Security patches from Microsoft and Apple joined the sentencing of e-mail hacker David Kernell as some of the top news stories for the past week.
From Microsoft and Apple security updates to the sentencing of the man
who hacked former vice presidential candidate Sarah Palin's e-mail, there was
no shortage of news this past week in security.
In a relatively small Patch Tuesday update, Microsoft released three
security bulletins to cover
in Microsoft Forefront Unified Access Gateway and Office
products. The most serious of the bulletins is MS10-087, which received
Microsoft's highest rating of "Critical."
Critical for Office 2007 and Office 2010 due to a preview pane
vector in Outlook that could trigger the vulnerability when a customer views a
specially crafted malicious RTF (Rich Text Format) file," blogged Jerry
Bryant, group manager of response communications for Microsoft Security
Response Center, on Nov. 9. "The update also addresses an Office vector
for the vulnerability described in Security
, which has been referred to as 'DLL Preloading' and
Rival OS vendor Apple came out with a much
of its own later in the week, patching more than 130 security
issues in Mac OS X. Users of Symantec's PGP Whole Disk Encryption product who
downloaded the update ran into problems, however. The Apple update, Symantec
explained, included a new version of the boot.efi file that overwrites the
previous edition used by the encryption product. As a result, users found
themselves locked out of their computers.
"If the update to OS X 10.6.5 has already been made and the machine
fails to boot, the data on the machine is not lost," Symantec told eWEEK.
"The system can be restored using the PGP Recovery CD. Instructions can be
found in this Knowledgebase
Meanwhile, attackers continued to target the recently disclosed Internet
Explorer zero-day with new malware. But the week also closed with some
news about a familiar name in the security community-Koobface. In a
new paper released by Information Warfare Monitor, a researcher took
a long look at how the Koobface
botnet managed to make $2 million
between June 2009 and June 2010.
Elsewhere in the world of attacks, David Kernell, the man convicted of
personal Yahoo account
during the 2008 presidential campaign, was sentenced
Friday to a year and a day in federal custody. Kernell was found guilty in
April of breaking into Palin's account by abusing Yahoo's password

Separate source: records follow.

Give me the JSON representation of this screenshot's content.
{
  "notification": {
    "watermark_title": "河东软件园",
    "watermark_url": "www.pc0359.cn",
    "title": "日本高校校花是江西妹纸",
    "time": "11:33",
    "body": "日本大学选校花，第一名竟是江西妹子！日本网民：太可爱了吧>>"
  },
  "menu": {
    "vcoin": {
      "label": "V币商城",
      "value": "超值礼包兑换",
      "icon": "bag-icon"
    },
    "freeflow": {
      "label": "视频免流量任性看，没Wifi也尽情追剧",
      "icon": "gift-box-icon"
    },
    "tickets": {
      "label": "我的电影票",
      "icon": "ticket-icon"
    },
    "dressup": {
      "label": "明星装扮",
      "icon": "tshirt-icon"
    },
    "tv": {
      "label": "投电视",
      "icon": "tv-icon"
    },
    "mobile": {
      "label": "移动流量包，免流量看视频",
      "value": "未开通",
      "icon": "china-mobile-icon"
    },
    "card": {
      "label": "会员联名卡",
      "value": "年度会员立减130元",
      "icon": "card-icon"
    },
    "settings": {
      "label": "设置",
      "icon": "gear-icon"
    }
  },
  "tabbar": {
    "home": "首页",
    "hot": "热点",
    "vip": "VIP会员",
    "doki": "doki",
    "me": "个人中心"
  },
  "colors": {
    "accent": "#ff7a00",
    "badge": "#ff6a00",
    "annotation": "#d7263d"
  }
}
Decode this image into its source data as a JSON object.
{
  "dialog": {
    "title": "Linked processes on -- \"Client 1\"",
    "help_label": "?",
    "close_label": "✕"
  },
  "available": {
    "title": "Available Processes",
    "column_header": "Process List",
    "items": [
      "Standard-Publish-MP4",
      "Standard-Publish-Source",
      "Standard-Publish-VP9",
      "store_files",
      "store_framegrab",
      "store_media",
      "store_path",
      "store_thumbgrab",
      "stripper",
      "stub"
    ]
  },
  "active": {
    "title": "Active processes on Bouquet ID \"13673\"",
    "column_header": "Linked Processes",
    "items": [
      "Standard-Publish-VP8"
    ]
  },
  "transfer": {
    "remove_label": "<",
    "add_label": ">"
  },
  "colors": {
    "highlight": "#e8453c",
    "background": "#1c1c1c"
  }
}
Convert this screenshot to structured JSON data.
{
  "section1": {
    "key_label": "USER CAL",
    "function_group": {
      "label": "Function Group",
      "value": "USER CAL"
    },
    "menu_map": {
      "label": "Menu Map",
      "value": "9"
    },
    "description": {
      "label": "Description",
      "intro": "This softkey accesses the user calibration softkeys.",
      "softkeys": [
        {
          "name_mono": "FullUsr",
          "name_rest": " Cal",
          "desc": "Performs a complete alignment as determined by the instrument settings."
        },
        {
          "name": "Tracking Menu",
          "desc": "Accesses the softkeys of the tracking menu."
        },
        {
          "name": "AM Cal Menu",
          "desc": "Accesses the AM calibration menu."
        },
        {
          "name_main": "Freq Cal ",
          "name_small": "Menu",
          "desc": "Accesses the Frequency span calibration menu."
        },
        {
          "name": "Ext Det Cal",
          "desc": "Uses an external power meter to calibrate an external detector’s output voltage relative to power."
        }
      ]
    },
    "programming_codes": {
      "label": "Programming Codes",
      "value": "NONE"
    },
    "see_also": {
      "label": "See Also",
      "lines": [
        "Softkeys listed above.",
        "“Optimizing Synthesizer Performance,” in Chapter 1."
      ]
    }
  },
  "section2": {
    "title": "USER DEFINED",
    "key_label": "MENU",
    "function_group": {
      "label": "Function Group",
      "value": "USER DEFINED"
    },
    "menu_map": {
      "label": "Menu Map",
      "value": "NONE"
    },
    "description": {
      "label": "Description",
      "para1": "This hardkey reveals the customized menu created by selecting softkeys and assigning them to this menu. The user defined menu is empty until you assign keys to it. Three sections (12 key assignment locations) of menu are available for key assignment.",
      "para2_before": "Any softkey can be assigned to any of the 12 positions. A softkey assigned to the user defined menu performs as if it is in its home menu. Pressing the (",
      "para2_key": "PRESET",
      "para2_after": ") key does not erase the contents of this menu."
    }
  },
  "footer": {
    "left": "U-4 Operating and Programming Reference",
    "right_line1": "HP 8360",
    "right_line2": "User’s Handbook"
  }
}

recovery feature. He then posted screenshots of the account online.
Also in the realm
of e-mail security
, Microsoft added the option to have always-on HTTPS
encryption to Windows Live Hotmail. The announcement followed in the footsteps
of a move by Google, which turned on persistent HTTPS by default in Gmail
earlier this year. Microsoft's decision also builds on recent changes meant to
bolster security, including the addition of new "proofs" for user